As a first-generation Pakistani-American, 20-year-old artist Ayqa Khan straddles two very different worlds. Based in New York, Khan spent a lot of time in her mother’s beauty salon, learning how to wax and thread for local South Asian women. But in school, life could often be a minefield of cultural contradictions, where “expressing yourself” meant side-stepping the traditional values so strongly touted at home.
“My mum and dad are pretty conservative,” said Ayqa. “When it comes to dress code, I can’t wear shorts and tank-tops. When you’re in high school and all your friends are white, they’re like why are you wearing pants when it’s 90 degrees?”
In her latest series of illustrations, Ayqa explores the first-generation immigrant experience, combining her love for traditional henna and textile patterns with a wholly unconventional approach to Asian feminine beauty.
“I had my parents and my siblings telling me that my body hair is disgusting and unfeminine, and that I looked dirty. That affects your mental health.”
Her art features women dressed in sneakers, niqabs, bangles, swimsuits and birthday suits, all covered in thick black body hair.
“I’m sure a lot of (South Asian) girls can relate to this: we have a lot of body hair,” she said. “My body hair in particular is very thick. I had my parents and my siblings telling me that my body hair is disgusting and unfeminine, and that I looked dirty. That affects your mental health.”
“What am I taking too far, when this is my reality?”
For Ayqa, her art asks young women like herself to question why they remove their body hair in the first place.
“Just breathe, it’s okay,” Ayqa said, referring to the message behind her work. “You don’t have to feel this pressure to look a certain way.”
With no formal training in art, Ayqa began uploading her work to Tumblr last year. While some have called her illustration “gross” and “taking it too far”, she has also received hundreds of positive messages from young girls who feel emboldened by her images.

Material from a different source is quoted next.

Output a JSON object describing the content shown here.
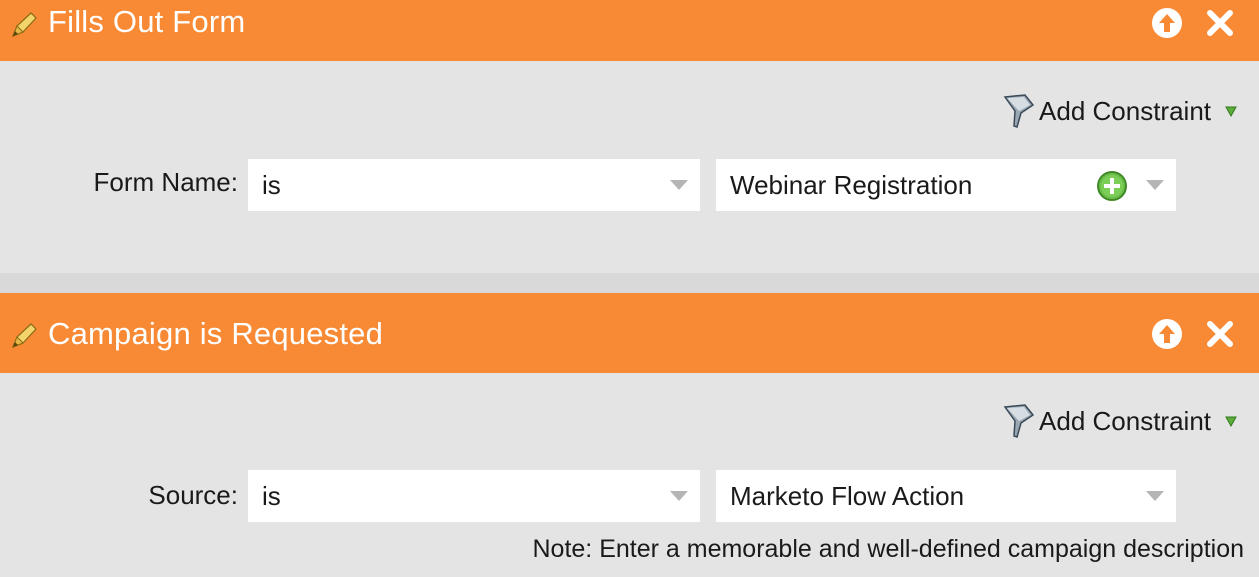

“I feel so blessed to have these (positive) comments,” added Ayqa. “I’ll have so many days where I’m really depressed, questioning if what I’m doing is the right thing, and I swear, I’ll always get a message… it feels like a sign to keep going.”
“I drew a lot of inspiration from lack of diversity. It’s not fair to constantly be exposed to work that I can’t relate to.”

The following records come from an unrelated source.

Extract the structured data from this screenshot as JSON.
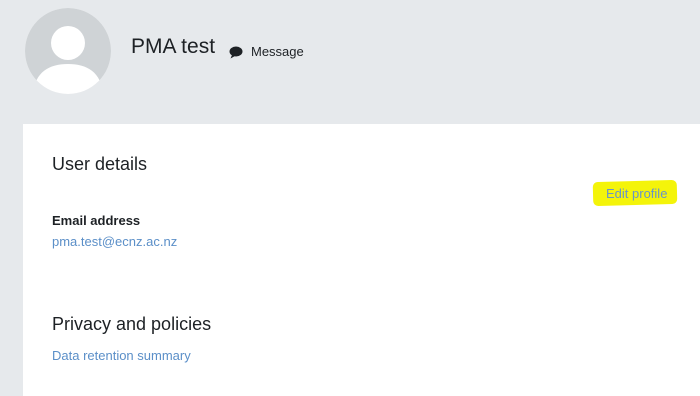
{
  "header": {
    "avatar_icon": "default-user-avatar-icon",
    "user_name": "PMA test",
    "message_icon": "speech-bubble-icon",
    "message_label": "Message"
  },
  "user_details": {
    "heading": "User details",
    "edit_profile_label": "Edit profile",
    "edit_profile_highlight_color": "#f4f40a",
    "email_label": "Email address",
    "email_value": "pma.test@ecnz.ac.nz"
  },
  "privacy": {
    "heading": "Privacy and policies",
    "data_retention_label": "Data retention summary"
  },
  "colors": {
    "page_background": "#e6e9ec",
    "card_background": "#ffffff",
    "link": "#5b8fc8",
    "text": "#1d2125"
  }
}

Although she has a strong support base online, Ayqa said it’s much harder to find the same level of acceptance in the real world, particularly when it comes to her own relatives in America and abroad.

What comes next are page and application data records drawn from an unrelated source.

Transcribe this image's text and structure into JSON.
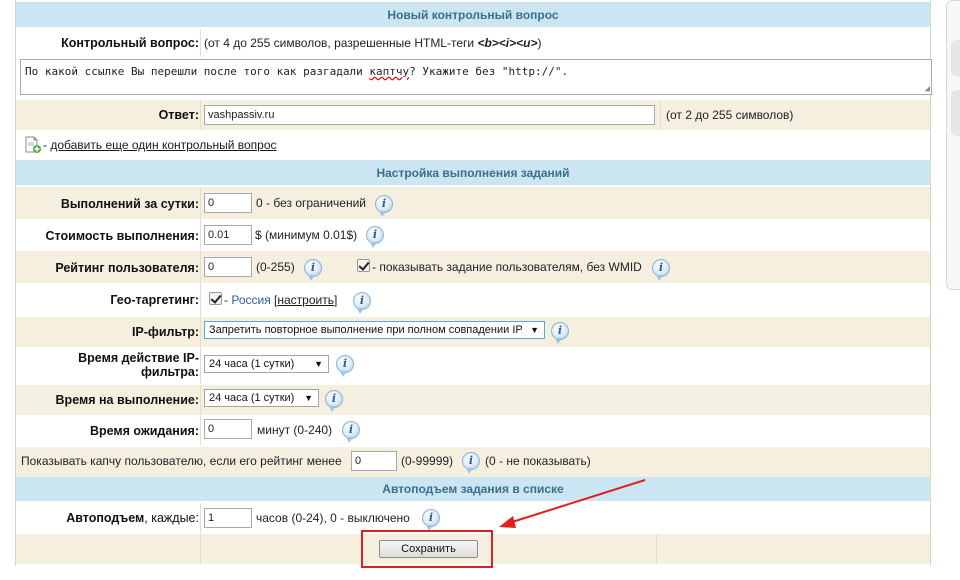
{
  "question_section": {
    "header": "Новый контрольный вопрос",
    "label": "Контрольный вопрос:",
    "hint_prefix": "(от 4 до 255 символов, разрешенные HTML-теги ",
    "hint_tags": "<b><i><u>",
    "hint_suffix": ")",
    "value_part1": "По какой ссылке Вы перешли после того как разгадали ",
    "value_misspelled": "каптчу",
    "value_part2": "? Укажите без \"http://\"."
  },
  "answer": {
    "label": "Ответ:",
    "value": "vashpassiv.ru",
    "hint": "(от 2 до 255 символов)"
  },
  "add_question": {
    "prefix": " - ",
    "link": "добавить еще один контрольный вопрос",
    "icon": "add-document-icon"
  },
  "settings_section": {
    "header": "Настройка выполнения заданий",
    "rows": {
      "daily": {
        "label": "Выполнений за сутки:",
        "value": "0",
        "note": "0 - без ограничений"
      },
      "cost": {
        "label": "Стоимость выполнения:",
        "value": "0.01",
        "note": "$ (минимум 0.01$)"
      },
      "rating": {
        "label": "Рейтинг пользователя:",
        "value": "0",
        "note": "(0-255)",
        "checkbox_label": " - показывать задание пользователям, без WMID",
        "checkbox_checked": true
      },
      "geo": {
        "label": "Гео-таргетинг:",
        "checked": true,
        "dash": " - ",
        "country": "Россия",
        "config_link": "настроить"
      },
      "ip_filter": {
        "label": "IP-фильтр:",
        "selected": "Запретить повторное выполнение при полном совпадении IP"
      },
      "ip_time": {
        "label_line1": "Время действие IP-",
        "label_line2": "фильтра:",
        "selected": "24 часа (1 сутки)"
      },
      "exec_time": {
        "label": "Время на выполнение:",
        "selected": "24 часа (1 сутки)"
      },
      "wait_time": {
        "label": "Время ожидания:",
        "value": "0",
        "note": "минут (0-240)"
      },
      "captcha": {
        "label": "Показывать капчу пользователю, если его рейтинг менее",
        "value": "0",
        "range": "(0-99999)",
        "note": "(0 - не показывать)"
      }
    }
  },
  "autoup_section": {
    "header": "Автоподъем задания в списке",
    "label_bold": "Автоподъем",
    "label_rest": ", каждые:",
    "value": "1",
    "note": "часов (0-24), 0 - выключено"
  },
  "save_button": "Сохранить",
  "colors": {
    "header_bg": "#cbe5f3",
    "header_text": "#3d6f8a",
    "row_beige": "#f4efdf",
    "highlight_red": "#e02020"
  }
}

“My family in England is conservative, and I know that they’ve come across my work,” said Ayqa. “I don’t know what they think. I get nervous thinking about it, because I feel like I’d have to defend myself, and I don’t want to.”
For Ayqa, it has also been a struggle to find support within the art scene in New York, where South Asian women are under-represented and often linked to racial and religious stereotypes.
“A lot of artists (in Brooklyn) are white,” explained Ayqa. “There were lots of women preaching feminism and doing all this work that had zero diversity. I drew a lot of inspiration from lack of diversity. It’s not fair to constantly be exposed to work that I, and other women, can’t relate to.”
In the face of a frustrating lack of diversity, Ayqa hopes to “make movies about girls like me, that younger girls can relate to”, as well as artwork that talks about having an online presence as a Muslim woman, identity, racial issues and Islamophobia.
“I’m not trying to make commentary on something bad that’s happened,” said Ayqa. “I’m showing you my reality, and I’m showing you a future that I want because I think we can get there.”